"We just came from Ireland, we had a series there, we've had a lot of cricket leading up to this. A lot of the guys have been playing IPL cricket and everybody has been playing cricket leading up to the tournament."We are well attuned to the conditions and we are just looking to start the tournament," Holder said.
While insisting that the side are "under control" Holder did stress the importance of getting some play under their belts when they take on New Zealand on 28 May, also at Bristol, in their second and final warm-up. "Well if the weather allows us to play, then we will be looking to play some cricket," he said.
"It just wasn't our day today, we are under control, but we are just in a situation where we need to get some cricket in in the next two days against New Zealand," said Holder.Holder praised the efforts of Proteas openers Quinton de Kock (37 not out) and Hashim Amla (51 not out), who looked fluent throughout their knocks in the washed out warm-up fixture, but he also highlighted areas in which his bowlers can improve moving forward.
"The two batsmen played well and the wicket played great as well," he said."We just have to make some slight adjustments in terms of our length, I think we were probably a little bit too short and we offered a bit of width at times as well. Especially in these conditions where the ball doesn't do as much, I just think you need to be as accurate as you possibly can in terms of holding line and length, and then trying to create some problems there," the West Indies captain said.
"If you stack up some dot balls, and stack up some pressured overs together, more often than not you get the wickets you are looking for," he said.39-year old veteran Chris Gayle was present in the field during the match's 13 overs, to the surprise of some, considering his usual lack of lust for fielding and the fact that 15 players were at the disposal of the Windies, given the fixture's unofficial status.
Admirably, Gayle even stayed outside for a prolonged period of time in the rain to take
pictures and sign autographs for adoring fans.
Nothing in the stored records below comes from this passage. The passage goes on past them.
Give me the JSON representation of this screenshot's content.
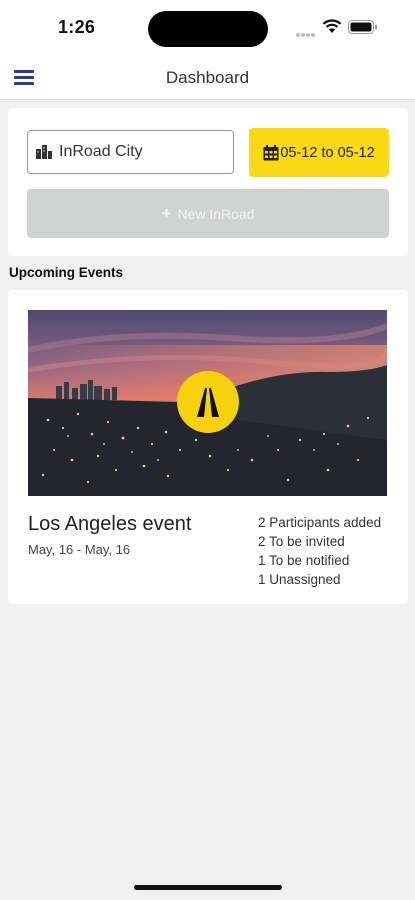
{
  "status_bar": {
    "time": "1:26",
    "icons": [
      "signal-dots-icon",
      "wifi-icon",
      "battery-icon"
    ]
  },
  "nav": {
    "title": "Dashboard",
    "menu_icon": "hamburger-menu-icon"
  },
  "filters": {
    "city_value": "InRoad City",
    "city_icon": "city-buildings-icon",
    "date_range": "05-12 to 05-12",
    "date_icon": "calendar-icon",
    "new_button_label": "New InRoad",
    "new_button_icon": "plus-icon"
  },
  "upcoming": {
    "section_title": "Upcoming Events",
    "events": [
      {
        "name": "Los Angeles event",
        "dates": "May, 16 - May, 16",
        "image": "city-skyline-at-dusk",
        "logo_icon": "road-logo-icon",
        "stats": [
          "2 Participants added",
          "2 To be invited",
          "1 To be notified",
          "1 Unassigned"
        ]
      }
    ]
  },
  "colors": {
    "accent_yellow": "#fbd914",
    "menu_blue": "#2a3a9c",
    "disabled_gray": "#d1d3d3",
    "background": "#f0f0f0"
  }
}
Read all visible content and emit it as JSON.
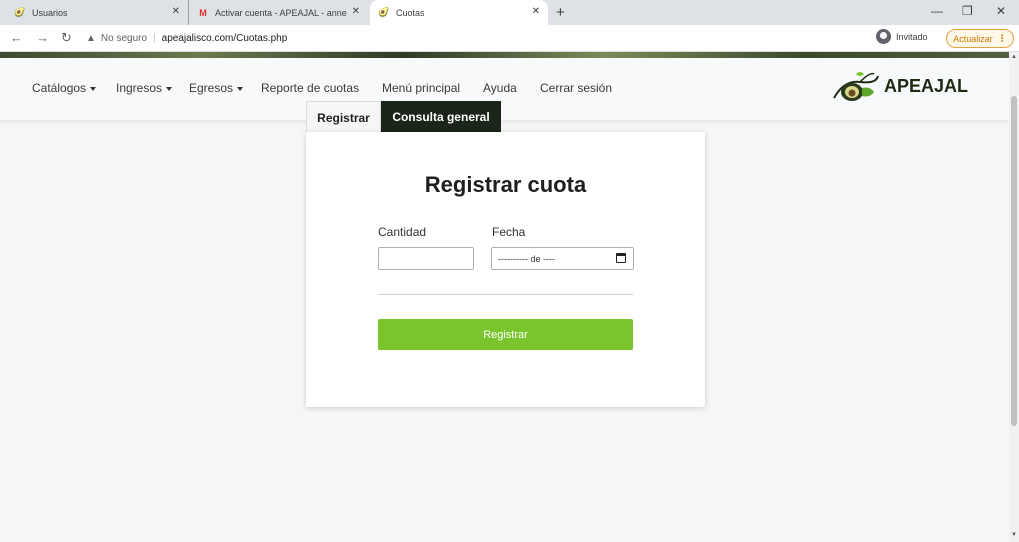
{
  "browser": {
    "tabs": [
      {
        "title": "Usuarios"
      },
      {
        "title": "Activar cuenta - APEAJAL - anne"
      },
      {
        "title": "Cuotas"
      }
    ],
    "new_tab_symbol": "+",
    "close_symbol": "✕",
    "address": {
      "security_label": "No seguro",
      "url": "apeajalisco.com/Cuotas.php"
    },
    "profile_label": "Invitado",
    "update_label": "Actualizar"
  },
  "navbar": {
    "items": [
      {
        "label": "Catálogos",
        "dropdown": true
      },
      {
        "label": "Ingresos",
        "dropdown": true
      },
      {
        "label": "Egresos",
        "dropdown": true
      },
      {
        "label": "Reporte de cuotas",
        "dropdown": false
      },
      {
        "label": "Menú principal",
        "dropdown": false
      },
      {
        "label": "Ayuda",
        "dropdown": false
      },
      {
        "label": "Cerrar sesión",
        "dropdown": false
      }
    ],
    "brand": "APEAJAL"
  },
  "form": {
    "tabs": [
      {
        "label": "Registrar",
        "active": true
      },
      {
        "label": "Consulta general",
        "active": false
      }
    ],
    "title": "Registrar cuota",
    "cantidad": {
      "label": "Cantidad",
      "value": ""
    },
    "fecha": {
      "label": "Fecha",
      "value": "---------- de ----"
    },
    "submit_label": "Registrar"
  },
  "colors": {
    "accent": "#7ac52e",
    "tab_dark": "#1c2519",
    "update_border": "#e0a340"
  }
}
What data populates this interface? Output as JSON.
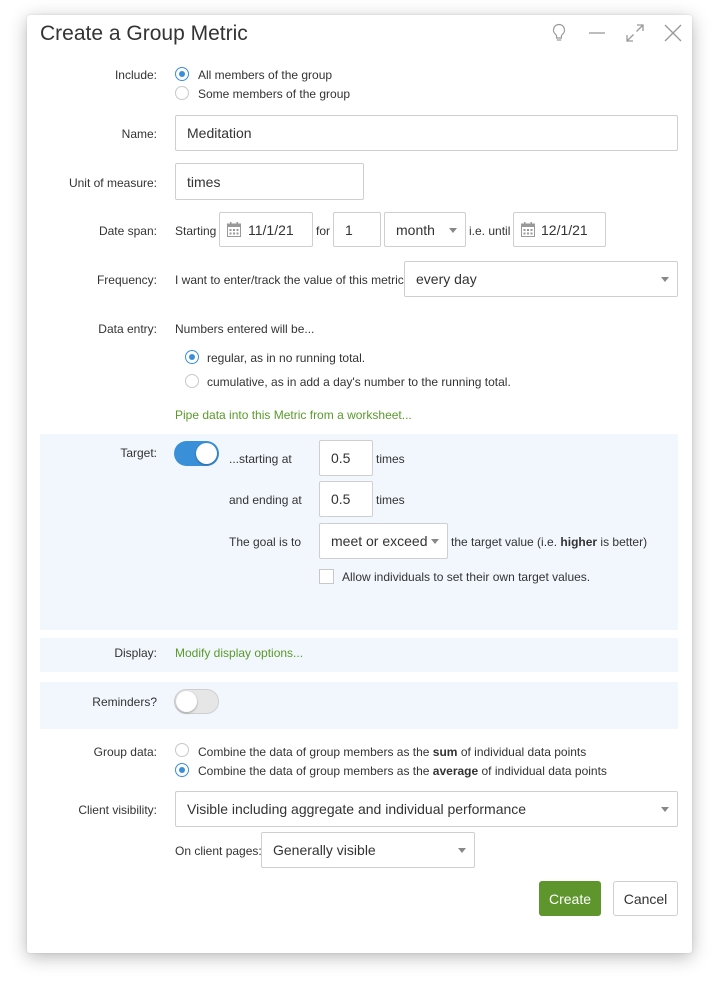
{
  "dialog": {
    "title": "Create a Group Metric",
    "controls": [
      "lightbulb-icon",
      "minimize-icon",
      "maximize-icon",
      "close-icon"
    ]
  },
  "include": {
    "label": "Include:",
    "options": [
      "All members of the group",
      "Some members of the group"
    ],
    "selected": 0
  },
  "name": {
    "label": "Name:",
    "value": "Meditation"
  },
  "unit": {
    "label": "Unit of measure:",
    "value": "times"
  },
  "date_span": {
    "label": "Date span:",
    "starting_label": "Starting",
    "start_date": "11/1/21",
    "for_label": "for",
    "count": "1",
    "period": "month",
    "until_label": "i.e. until",
    "end_date": "12/1/21"
  },
  "frequency": {
    "label": "Frequency:",
    "text": "I want to enter/track the value of this metric",
    "value": "every day"
  },
  "data_entry": {
    "label": "Data entry:",
    "intro": "Numbers entered will be...",
    "options": [
      "regular, as in no running total.",
      "cumulative, as in add a day's number to the running total."
    ],
    "selected": 0,
    "pipe_link": "Pipe data into this Metric from a worksheet..."
  },
  "target": {
    "label": "Target:",
    "enabled": true,
    "starting_label": "...starting at",
    "starting_value": "0.5",
    "starting_unit": "times",
    "ending_label": "and ending at",
    "ending_value": "0.5",
    "ending_unit": "times",
    "goal_label": "The goal is to",
    "goal_value": "meet or exceed",
    "goal_suffix_pre": "the target value (i.e. ",
    "goal_suffix_bold": "higher",
    "goal_suffix_post": " is better)",
    "allow_individuals": "Allow individuals to set their own target values."
  },
  "display": {
    "label": "Display:",
    "link": "Modify display options..."
  },
  "reminders": {
    "label": "Reminders?",
    "enabled": false
  },
  "group_data": {
    "label": "Group data:",
    "opt1_pre": "Combine the data of group members as the ",
    "opt1_bold": "sum",
    "opt1_post": " of individual data points",
    "opt2_pre": "Combine the data of group members as the ",
    "opt2_bold": "average",
    "opt2_post": " of individual data points",
    "selected": 1
  },
  "client_visibility": {
    "label": "Client visibility:",
    "value": "Visible including aggregate and individual performance",
    "client_pages_label": "On client pages:",
    "client_pages_value": "Generally visible"
  },
  "buttons": {
    "create": "Create",
    "cancel": "Cancel"
  },
  "colors": {
    "accent": "#3a8fd9",
    "link": "#5a9a2a",
    "primary": "#5e962d",
    "panel": "#f2f7fd"
  }
}
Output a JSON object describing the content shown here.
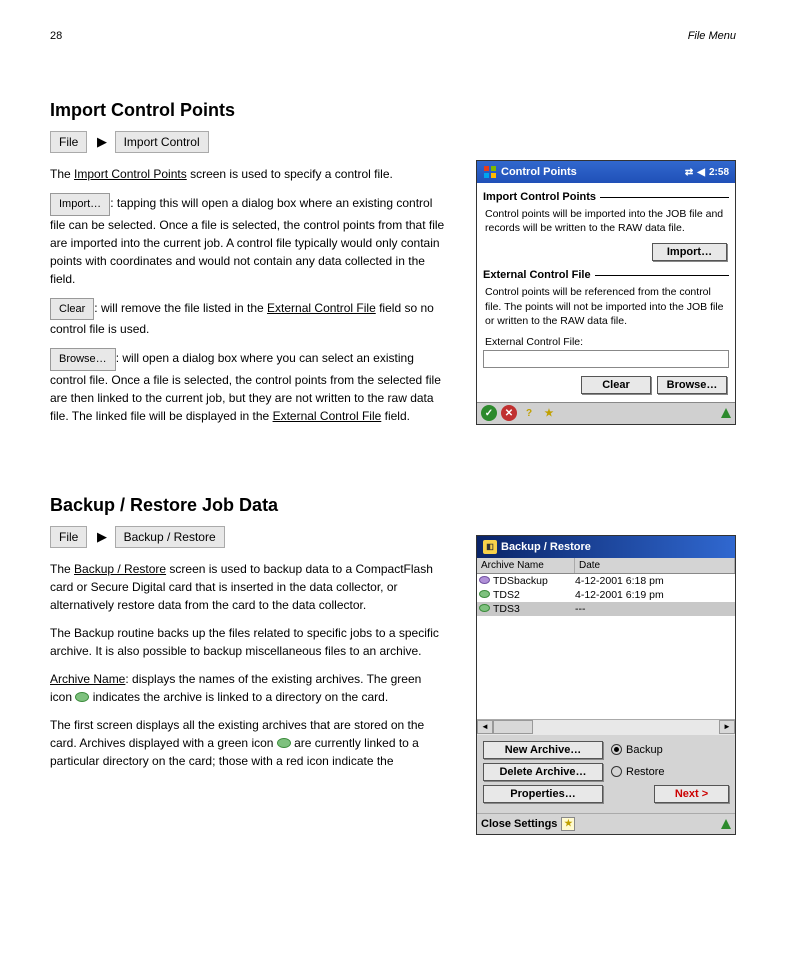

While the 'Universe Boss' might be keen
to stretch his legs for now, Holder implied that he will not over-exert the opening batsmen
in a bid to keep him fit.
"Chris is definitely up for it you know," he said. "We just try to keep everybody as fresh as possible. Chris is obviously one of those guys who carries a bit of age and is a senior guy within the squad, so while we want him to have a knock out in the middle, we still want to manage the time spent on his feet, as we do everyone else in the team."
"Everyone is equally committed, as they should be, and we are just looking to start the tournament well," Holder saidWhile lauding the highly-anticipated comeback of explosive all-rounder Andre Russell, Holder was also enthusiastic in his assessment of the young players in his squad, claiming that he could give a "whole host of names" from his team that could be
headline-makers in his summer's flagship tournament.
"Russ (Russell) is one of those guys who is very impactful, he is a power-player and
a match-winner," he said."We expect guys like Russ to hold a big fort in our World Cup campaign. It's a matter of everyone coming together, we've got other guys like Nicolas Pooran, Evin Lewis, I could go through a whole host of names in this squad who are potential match-winners on any given day," said Holder."It's about bringing it together collectively and playing an attractive brand of cricket," he added.(UNI)